Even though it was a gloriously sunny day, probably better suited to sitting by the river than in a darkened lecture theatre, I was excited to return to Melbourne Museum for day two of Duration and Dimension, the Australasian Registrars Committee’s two-day conference looking at all things digital and time-based. The speakers on day one had been engaging, funny, and generously shared their experiences (both good and bad) of working with time-based media, and day two promised more of the same.
While day one had been full of practical advice on how to manage time-based media, many of the presentations of day two focused on case studies. As a time-based media newbie, this really helped to cement what I’d learned the previous day and demonstrate how these things could be put into practice.

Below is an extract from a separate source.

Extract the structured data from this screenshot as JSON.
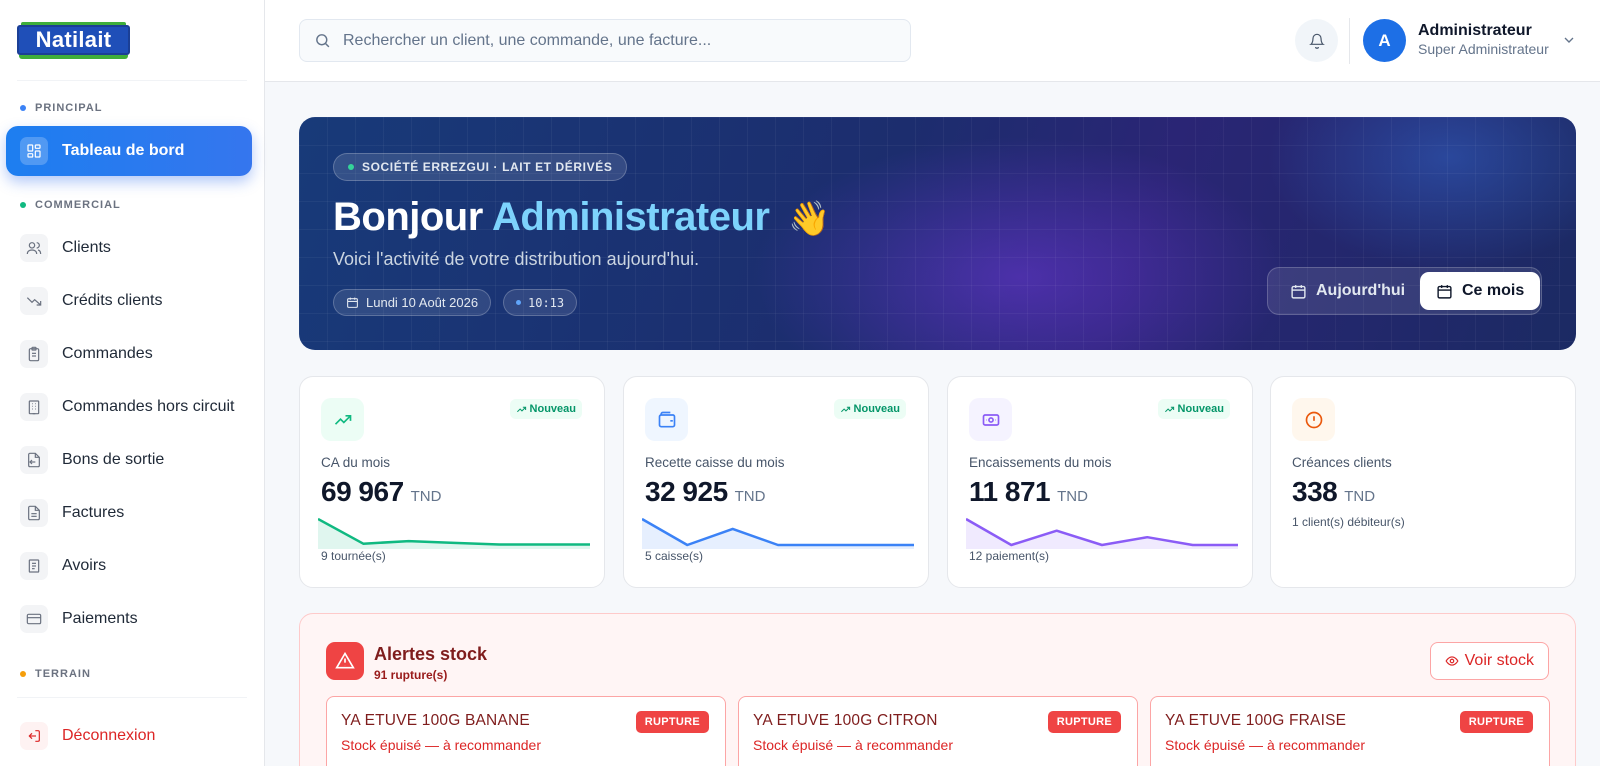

A selection of the case studies will be added to the UKRG website as a separate post, but one of the ones I found most interesting came from Alexandra Nichols at the Met in New York. In 2012, the Met had acquired You the Better by artist Erica Beckman, a single channel video artwork made in 1983. In 2017, the Met contacted the artist, who said the work that had been acquired was out of date and was not approved for exhibition. A registrarial nightmare (and one I’m pretty sure will now feature on the list of things which make me wake up in a cold sweat in the middle of the night). Further discussion with the artist revealed that there were now three versions of the work that were approved for exhibition: a theatre-based presentation (which was how the work was originally presented), a digital projection with strict guidance on how the room should be laid out, and an installation-based presentation. The version the Met had purchased was no longer approved for exhibition as the film had since been remastered. Fortunately, the artist provided the remastered version, but this presents its own challenges, for example, what date should be given on the label text when the work is displayed?

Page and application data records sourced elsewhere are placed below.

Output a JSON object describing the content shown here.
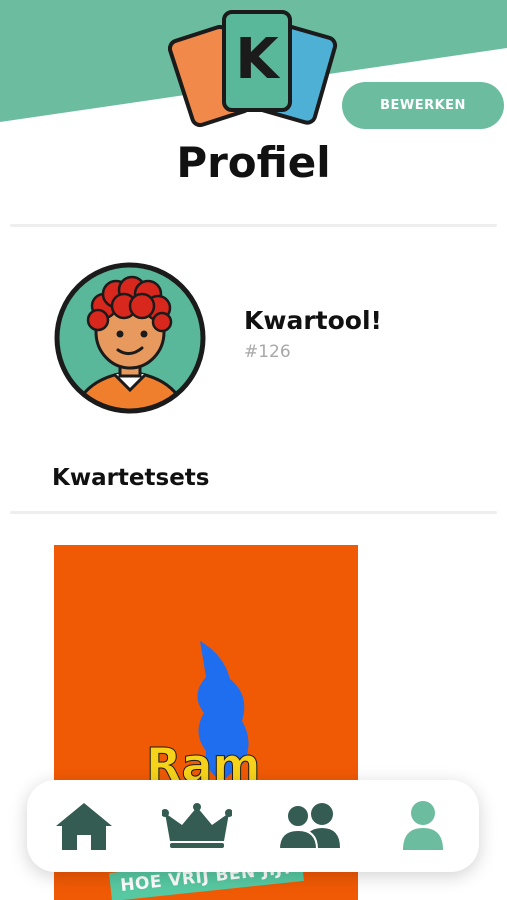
{
  "colors": {
    "accent": "#6cbd9f",
    "nav_inactive": "#345c52",
    "nav_active": "#6cbd9f",
    "set_card_bg": "#f15a05"
  },
  "header": {
    "logo_icon": "k-cards-logo-icon",
    "logo_letter": "K",
    "edit_label": "BEWERKEN",
    "title": "Profiel"
  },
  "profile": {
    "avatar_icon": "avatar",
    "name": "Kwartool!",
    "id": "#126"
  },
  "sets": {
    "title": "Kwartetsets",
    "items": [
      {
        "logo_text": "Ram",
        "tagline": "HOE VRIJ BEN JIJ?"
      }
    ]
  },
  "bottom_nav": {
    "items": [
      {
        "icon": "home-icon",
        "active": false
      },
      {
        "icon": "crown-icon",
        "active": false
      },
      {
        "icon": "group-icon",
        "active": false
      },
      {
        "icon": "user-icon",
        "active": true
      }
    ]
  }
}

Day two again emphasised the importance of collaboration. As well as registrars and conservators, we heard from an AV manager, a solicitor, and a university lecturer who is also an established artist working with video and installation. The other big takeaway from across both days was don’t be afraid to try. As registrars, we often feel pressure to instantly know all the answers, but the conference emphasised that it is ok to say ‘I don’t know’, to seek advice from others (both internally and externally), and to try different approaches, as long as these are done in collaboration with the artists (or preserving the artist’s intent), and with colleagues, and meticulously documented (obviously!)

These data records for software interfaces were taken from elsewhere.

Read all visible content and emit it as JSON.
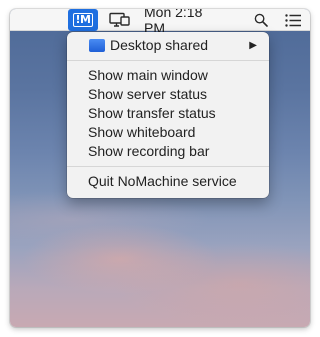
{
  "menubar": {
    "clock": "Mon 2:18 PM",
    "icons": {
      "nomachine_status": "nomachine-status-icon",
      "display": "display-icon",
      "search": "search-icon",
      "control_center": "list-icon"
    },
    "nomachine_logo_text": "!M",
    "accent": "#1f6fe0"
  },
  "menu": {
    "desktop_shared": {
      "label": "Desktop shared",
      "icon": "desktop-icon",
      "submenu_indicator": "▶"
    },
    "items": [
      {
        "label": "Show main window"
      },
      {
        "label": "Show server status"
      },
      {
        "label": "Show transfer status"
      },
      {
        "label": "Show whiteboard"
      },
      {
        "label": "Show recording bar"
      }
    ],
    "quit": {
      "label": "Quit NoMachine service"
    }
  }
}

The conference closed in the best way – with a presentation of a selection of recently digitised and wonderfully dated adverts from the 70s, 80s, and 90s, thanks to Sarah Davy at Ngā Taonga Sound and Vision.
Overall, the conference was fantastic experience, and one that has left me buzzing with new ideas. I’m hugely grateful to UKRG, and Blackwall Green, for making it possible for me to attend, and would be happy to chat with anyone wanting to hear about anything from the conference in more detail – just drop me an email at email@example.com.
This bursary has been made possible by the generosity of Blackwall & Green